(PROVIDED DATA begins)

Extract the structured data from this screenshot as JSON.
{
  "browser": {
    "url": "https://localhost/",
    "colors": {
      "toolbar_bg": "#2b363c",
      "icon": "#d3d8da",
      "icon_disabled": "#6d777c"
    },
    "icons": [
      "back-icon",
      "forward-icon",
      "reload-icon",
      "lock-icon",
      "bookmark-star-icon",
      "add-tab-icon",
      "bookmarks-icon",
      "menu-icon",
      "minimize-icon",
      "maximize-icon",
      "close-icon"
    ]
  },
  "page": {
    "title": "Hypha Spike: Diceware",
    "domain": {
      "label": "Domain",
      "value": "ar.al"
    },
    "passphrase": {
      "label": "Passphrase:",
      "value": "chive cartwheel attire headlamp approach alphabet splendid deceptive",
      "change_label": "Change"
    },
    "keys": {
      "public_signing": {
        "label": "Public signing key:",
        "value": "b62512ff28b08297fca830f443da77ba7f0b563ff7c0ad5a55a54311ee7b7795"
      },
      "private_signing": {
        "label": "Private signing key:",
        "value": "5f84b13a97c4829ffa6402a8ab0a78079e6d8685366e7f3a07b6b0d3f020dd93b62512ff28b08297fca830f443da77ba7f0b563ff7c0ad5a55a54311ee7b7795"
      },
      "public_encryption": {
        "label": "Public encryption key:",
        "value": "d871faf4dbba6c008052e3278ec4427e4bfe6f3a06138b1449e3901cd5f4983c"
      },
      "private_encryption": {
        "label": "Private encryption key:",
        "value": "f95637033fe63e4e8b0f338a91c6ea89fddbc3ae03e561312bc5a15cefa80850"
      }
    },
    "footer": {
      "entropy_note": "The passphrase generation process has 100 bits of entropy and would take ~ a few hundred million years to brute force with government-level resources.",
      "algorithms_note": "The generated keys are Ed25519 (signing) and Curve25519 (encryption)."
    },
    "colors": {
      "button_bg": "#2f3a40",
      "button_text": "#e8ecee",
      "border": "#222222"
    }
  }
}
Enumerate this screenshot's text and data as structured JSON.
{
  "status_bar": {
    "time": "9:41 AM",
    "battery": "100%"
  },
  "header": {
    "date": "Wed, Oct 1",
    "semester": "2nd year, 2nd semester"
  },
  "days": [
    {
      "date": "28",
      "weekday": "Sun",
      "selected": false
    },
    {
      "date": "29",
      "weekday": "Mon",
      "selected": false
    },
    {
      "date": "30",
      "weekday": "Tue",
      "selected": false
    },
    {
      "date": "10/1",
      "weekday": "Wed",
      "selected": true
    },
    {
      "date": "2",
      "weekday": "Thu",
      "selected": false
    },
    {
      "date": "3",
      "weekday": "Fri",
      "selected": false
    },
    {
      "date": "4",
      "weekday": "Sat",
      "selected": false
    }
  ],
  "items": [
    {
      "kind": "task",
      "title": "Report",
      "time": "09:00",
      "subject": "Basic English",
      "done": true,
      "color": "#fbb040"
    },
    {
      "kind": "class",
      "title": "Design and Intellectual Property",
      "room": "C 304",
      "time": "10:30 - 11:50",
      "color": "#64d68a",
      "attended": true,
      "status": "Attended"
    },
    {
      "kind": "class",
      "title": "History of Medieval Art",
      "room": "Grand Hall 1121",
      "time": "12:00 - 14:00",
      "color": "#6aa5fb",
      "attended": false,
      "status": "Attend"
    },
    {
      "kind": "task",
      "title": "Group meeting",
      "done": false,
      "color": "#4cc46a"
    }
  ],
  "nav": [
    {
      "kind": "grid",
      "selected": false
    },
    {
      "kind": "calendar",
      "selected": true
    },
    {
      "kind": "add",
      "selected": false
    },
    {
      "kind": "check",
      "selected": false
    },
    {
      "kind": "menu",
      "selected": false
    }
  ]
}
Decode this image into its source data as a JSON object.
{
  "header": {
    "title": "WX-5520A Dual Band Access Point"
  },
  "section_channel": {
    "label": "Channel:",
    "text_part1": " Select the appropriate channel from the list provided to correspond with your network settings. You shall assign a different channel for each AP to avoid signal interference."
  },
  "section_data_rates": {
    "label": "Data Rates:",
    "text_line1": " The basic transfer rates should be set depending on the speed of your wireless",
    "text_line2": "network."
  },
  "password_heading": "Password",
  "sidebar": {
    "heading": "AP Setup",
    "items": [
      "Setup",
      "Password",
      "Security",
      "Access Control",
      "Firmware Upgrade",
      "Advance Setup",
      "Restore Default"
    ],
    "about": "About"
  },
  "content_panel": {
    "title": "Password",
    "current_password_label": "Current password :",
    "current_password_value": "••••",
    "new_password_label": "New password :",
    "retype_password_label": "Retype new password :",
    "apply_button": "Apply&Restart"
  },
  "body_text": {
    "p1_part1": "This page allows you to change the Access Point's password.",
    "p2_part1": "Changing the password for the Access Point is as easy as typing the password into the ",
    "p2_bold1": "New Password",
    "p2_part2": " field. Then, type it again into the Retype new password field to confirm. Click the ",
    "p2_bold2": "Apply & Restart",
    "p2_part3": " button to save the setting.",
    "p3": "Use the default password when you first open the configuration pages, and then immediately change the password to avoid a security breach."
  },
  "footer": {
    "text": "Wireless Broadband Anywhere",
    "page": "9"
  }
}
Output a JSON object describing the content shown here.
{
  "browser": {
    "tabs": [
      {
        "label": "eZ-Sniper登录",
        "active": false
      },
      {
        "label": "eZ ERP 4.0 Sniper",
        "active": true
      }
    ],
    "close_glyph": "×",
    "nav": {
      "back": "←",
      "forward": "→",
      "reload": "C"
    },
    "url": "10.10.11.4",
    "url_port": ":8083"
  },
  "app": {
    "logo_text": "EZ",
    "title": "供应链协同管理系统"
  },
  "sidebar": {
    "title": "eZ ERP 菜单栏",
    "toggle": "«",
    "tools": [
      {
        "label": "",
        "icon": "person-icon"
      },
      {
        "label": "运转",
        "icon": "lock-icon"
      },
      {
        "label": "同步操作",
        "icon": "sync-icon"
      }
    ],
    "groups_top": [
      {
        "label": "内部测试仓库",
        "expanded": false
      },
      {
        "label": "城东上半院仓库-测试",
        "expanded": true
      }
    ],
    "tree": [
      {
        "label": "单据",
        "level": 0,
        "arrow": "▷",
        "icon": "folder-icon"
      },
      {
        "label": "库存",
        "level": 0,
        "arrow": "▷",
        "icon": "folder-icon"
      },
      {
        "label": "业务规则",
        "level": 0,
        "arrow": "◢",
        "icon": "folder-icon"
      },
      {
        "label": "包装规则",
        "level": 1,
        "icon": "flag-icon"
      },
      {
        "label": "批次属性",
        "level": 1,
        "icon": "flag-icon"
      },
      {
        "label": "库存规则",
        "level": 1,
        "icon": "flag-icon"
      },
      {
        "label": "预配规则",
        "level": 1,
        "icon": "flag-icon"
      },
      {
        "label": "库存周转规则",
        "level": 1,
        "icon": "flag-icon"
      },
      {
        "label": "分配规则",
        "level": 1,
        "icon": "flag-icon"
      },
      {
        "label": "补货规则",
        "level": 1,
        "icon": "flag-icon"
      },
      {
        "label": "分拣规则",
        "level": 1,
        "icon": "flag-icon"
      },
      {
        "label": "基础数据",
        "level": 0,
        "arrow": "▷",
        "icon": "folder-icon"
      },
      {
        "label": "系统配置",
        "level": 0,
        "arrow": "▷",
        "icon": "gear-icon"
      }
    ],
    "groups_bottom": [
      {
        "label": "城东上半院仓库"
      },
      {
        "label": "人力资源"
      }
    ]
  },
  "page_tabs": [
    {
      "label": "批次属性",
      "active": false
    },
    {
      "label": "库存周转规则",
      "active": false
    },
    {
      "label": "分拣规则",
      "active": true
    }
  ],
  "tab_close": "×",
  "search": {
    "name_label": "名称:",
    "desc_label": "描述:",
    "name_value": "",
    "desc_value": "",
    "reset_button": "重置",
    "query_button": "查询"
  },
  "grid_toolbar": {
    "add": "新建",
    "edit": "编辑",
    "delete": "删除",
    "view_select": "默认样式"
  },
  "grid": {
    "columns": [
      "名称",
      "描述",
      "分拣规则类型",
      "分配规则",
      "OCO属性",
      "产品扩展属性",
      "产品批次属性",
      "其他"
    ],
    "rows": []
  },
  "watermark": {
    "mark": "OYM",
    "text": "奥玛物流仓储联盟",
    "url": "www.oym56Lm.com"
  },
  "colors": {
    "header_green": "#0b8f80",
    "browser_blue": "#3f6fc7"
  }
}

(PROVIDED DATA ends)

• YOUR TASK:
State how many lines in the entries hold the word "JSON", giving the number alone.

• COMPLETED TASK:
4